Exercise → Each line in the entries below that holds the string "emit" must be copied.

"""

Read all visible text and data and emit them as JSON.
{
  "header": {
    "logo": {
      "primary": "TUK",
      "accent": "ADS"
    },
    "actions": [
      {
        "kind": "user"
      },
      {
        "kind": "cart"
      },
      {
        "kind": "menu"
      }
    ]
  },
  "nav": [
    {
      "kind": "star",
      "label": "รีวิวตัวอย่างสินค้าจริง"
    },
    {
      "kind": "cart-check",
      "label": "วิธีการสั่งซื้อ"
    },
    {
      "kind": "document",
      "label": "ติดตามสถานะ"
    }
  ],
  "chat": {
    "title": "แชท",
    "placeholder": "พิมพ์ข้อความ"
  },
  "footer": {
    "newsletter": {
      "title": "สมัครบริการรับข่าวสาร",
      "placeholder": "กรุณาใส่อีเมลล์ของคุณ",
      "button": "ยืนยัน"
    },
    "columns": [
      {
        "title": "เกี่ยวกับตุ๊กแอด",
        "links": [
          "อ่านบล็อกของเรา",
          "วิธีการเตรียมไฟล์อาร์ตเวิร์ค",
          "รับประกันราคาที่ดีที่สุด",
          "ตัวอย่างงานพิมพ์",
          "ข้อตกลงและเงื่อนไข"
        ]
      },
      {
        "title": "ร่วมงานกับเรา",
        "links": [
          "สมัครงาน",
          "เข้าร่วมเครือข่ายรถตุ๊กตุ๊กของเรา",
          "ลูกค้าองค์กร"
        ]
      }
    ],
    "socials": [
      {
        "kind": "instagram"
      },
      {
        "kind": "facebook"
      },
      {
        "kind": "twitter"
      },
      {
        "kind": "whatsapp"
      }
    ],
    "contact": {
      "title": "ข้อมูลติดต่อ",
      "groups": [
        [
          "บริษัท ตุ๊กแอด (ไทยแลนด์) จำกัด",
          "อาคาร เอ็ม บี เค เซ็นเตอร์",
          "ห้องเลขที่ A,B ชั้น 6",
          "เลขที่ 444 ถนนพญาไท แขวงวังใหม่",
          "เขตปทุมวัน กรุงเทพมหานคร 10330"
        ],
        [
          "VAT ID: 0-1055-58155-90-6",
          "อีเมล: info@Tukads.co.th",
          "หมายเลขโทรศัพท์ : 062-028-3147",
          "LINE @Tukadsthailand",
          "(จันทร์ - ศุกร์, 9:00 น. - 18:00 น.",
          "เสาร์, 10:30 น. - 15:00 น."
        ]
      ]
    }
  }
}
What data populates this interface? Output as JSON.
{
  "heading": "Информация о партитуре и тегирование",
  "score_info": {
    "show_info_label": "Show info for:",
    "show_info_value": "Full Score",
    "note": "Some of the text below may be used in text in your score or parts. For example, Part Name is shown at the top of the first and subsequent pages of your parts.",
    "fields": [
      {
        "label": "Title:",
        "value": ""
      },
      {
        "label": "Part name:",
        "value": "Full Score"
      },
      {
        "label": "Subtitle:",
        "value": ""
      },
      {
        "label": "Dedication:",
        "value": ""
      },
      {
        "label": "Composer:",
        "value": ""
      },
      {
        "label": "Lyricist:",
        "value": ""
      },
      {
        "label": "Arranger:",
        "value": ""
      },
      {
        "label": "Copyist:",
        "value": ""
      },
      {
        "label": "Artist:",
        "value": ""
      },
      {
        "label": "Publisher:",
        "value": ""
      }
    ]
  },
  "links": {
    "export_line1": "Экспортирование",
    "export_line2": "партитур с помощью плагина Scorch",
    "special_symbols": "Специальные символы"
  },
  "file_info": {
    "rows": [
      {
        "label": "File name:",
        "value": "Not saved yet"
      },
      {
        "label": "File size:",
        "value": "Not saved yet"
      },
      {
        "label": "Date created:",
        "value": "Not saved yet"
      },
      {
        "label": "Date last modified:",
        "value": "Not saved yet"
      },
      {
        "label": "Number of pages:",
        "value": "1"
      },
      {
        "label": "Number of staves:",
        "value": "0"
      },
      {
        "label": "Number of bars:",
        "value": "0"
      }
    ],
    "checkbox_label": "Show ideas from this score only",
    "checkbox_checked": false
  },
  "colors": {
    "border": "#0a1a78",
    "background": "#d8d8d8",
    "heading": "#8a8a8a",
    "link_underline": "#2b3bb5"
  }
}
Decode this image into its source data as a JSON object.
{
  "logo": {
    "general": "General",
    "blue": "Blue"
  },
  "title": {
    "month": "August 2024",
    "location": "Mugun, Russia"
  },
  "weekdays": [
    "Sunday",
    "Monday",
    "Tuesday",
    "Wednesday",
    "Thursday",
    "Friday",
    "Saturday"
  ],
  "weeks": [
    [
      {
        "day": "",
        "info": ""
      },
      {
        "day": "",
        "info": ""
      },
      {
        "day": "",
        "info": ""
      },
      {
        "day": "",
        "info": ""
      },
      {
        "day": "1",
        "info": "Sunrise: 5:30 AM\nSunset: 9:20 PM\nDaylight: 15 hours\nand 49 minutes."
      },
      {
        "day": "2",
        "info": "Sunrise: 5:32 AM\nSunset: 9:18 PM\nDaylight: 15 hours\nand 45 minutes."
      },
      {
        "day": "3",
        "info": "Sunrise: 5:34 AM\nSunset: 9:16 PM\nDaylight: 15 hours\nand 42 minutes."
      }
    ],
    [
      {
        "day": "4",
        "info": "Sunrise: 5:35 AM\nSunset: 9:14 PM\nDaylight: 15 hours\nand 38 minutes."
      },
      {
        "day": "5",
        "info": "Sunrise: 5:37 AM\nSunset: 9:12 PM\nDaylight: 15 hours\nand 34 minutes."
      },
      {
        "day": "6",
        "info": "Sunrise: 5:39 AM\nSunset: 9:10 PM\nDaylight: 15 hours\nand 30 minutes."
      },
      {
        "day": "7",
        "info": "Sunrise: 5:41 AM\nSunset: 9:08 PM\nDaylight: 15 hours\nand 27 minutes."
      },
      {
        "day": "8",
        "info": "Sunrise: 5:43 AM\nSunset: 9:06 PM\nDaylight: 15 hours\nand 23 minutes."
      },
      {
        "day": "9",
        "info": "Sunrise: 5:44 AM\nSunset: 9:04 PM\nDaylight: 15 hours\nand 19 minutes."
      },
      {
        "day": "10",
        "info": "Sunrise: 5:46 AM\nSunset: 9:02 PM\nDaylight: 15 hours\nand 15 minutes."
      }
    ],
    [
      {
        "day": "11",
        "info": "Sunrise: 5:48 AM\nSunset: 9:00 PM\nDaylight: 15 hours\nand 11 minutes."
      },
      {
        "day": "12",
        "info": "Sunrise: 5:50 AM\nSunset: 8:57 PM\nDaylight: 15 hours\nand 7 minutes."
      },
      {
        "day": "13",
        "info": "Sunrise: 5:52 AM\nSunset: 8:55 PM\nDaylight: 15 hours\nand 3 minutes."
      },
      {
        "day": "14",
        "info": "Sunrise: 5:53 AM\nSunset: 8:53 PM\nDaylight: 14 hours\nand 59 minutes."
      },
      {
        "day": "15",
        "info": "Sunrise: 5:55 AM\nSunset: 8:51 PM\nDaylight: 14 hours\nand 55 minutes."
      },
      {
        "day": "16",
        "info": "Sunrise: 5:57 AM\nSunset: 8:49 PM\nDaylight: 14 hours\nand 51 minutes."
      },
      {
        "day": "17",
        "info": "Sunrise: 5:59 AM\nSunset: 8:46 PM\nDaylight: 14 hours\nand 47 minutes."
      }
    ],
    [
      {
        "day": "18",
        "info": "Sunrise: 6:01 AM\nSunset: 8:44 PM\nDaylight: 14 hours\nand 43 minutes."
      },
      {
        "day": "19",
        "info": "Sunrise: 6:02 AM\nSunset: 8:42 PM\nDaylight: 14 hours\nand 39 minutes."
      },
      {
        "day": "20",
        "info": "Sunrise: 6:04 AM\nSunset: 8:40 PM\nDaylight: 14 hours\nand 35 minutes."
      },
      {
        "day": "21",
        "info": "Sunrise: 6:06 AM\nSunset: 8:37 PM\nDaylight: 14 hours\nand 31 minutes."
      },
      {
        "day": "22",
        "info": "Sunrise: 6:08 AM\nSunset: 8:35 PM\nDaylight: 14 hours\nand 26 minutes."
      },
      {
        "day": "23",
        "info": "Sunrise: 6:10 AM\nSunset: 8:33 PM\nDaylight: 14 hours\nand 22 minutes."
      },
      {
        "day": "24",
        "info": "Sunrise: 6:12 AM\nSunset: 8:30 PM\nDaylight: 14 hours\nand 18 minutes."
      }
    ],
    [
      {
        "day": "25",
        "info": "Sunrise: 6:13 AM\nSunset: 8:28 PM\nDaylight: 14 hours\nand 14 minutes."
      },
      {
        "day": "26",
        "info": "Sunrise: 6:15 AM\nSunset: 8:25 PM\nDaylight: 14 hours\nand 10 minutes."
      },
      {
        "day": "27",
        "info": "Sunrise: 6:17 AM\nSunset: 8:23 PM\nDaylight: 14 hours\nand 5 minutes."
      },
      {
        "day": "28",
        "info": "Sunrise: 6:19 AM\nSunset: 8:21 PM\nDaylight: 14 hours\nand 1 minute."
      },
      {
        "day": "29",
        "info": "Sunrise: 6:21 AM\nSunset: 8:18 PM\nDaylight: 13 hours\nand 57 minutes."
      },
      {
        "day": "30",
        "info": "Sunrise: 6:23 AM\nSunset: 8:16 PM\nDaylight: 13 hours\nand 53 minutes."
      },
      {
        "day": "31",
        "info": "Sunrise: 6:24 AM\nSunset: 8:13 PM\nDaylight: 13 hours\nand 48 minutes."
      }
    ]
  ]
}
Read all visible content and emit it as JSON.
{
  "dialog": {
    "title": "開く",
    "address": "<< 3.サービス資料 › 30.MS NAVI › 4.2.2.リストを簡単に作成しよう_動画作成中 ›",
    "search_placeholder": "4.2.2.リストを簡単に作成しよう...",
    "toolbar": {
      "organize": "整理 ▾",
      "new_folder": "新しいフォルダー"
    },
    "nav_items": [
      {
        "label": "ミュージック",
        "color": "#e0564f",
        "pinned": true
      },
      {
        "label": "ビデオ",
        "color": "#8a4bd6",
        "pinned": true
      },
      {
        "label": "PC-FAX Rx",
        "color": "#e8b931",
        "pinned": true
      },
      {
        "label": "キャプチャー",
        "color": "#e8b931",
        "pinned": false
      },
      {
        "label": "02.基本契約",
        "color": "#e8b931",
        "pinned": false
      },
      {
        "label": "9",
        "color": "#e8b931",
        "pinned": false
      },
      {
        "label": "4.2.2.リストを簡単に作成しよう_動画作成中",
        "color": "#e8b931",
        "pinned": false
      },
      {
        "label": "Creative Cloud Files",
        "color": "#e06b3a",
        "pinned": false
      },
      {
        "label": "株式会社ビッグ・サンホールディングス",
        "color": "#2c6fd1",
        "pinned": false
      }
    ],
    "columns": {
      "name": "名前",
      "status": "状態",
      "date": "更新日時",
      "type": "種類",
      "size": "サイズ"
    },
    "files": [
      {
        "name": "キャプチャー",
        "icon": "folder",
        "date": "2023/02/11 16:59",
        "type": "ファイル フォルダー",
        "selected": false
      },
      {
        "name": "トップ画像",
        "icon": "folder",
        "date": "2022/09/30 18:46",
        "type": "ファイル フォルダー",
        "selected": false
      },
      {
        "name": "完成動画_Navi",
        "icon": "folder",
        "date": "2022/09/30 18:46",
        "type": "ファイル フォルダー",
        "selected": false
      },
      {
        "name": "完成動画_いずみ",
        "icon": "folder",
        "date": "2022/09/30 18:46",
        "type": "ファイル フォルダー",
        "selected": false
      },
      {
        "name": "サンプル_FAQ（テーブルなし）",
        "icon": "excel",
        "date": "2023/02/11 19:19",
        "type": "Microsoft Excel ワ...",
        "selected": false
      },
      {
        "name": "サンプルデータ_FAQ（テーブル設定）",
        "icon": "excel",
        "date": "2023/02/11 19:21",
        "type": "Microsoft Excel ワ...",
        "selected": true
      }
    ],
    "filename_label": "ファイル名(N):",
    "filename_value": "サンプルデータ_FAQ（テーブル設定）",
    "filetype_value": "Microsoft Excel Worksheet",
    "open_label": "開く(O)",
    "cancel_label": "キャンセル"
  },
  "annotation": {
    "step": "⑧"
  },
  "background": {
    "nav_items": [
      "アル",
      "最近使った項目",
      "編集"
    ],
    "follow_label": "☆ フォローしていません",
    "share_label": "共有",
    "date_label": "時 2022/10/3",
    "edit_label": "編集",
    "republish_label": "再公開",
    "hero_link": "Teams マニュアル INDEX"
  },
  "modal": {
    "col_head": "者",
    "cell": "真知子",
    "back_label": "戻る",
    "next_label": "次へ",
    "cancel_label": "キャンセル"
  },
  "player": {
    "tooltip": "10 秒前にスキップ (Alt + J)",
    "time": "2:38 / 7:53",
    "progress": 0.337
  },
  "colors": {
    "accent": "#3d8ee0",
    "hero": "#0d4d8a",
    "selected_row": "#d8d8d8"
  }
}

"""

Answer space →
Read all visible text and data and emit them as JSON.
Read all visible content and emit it as JSON.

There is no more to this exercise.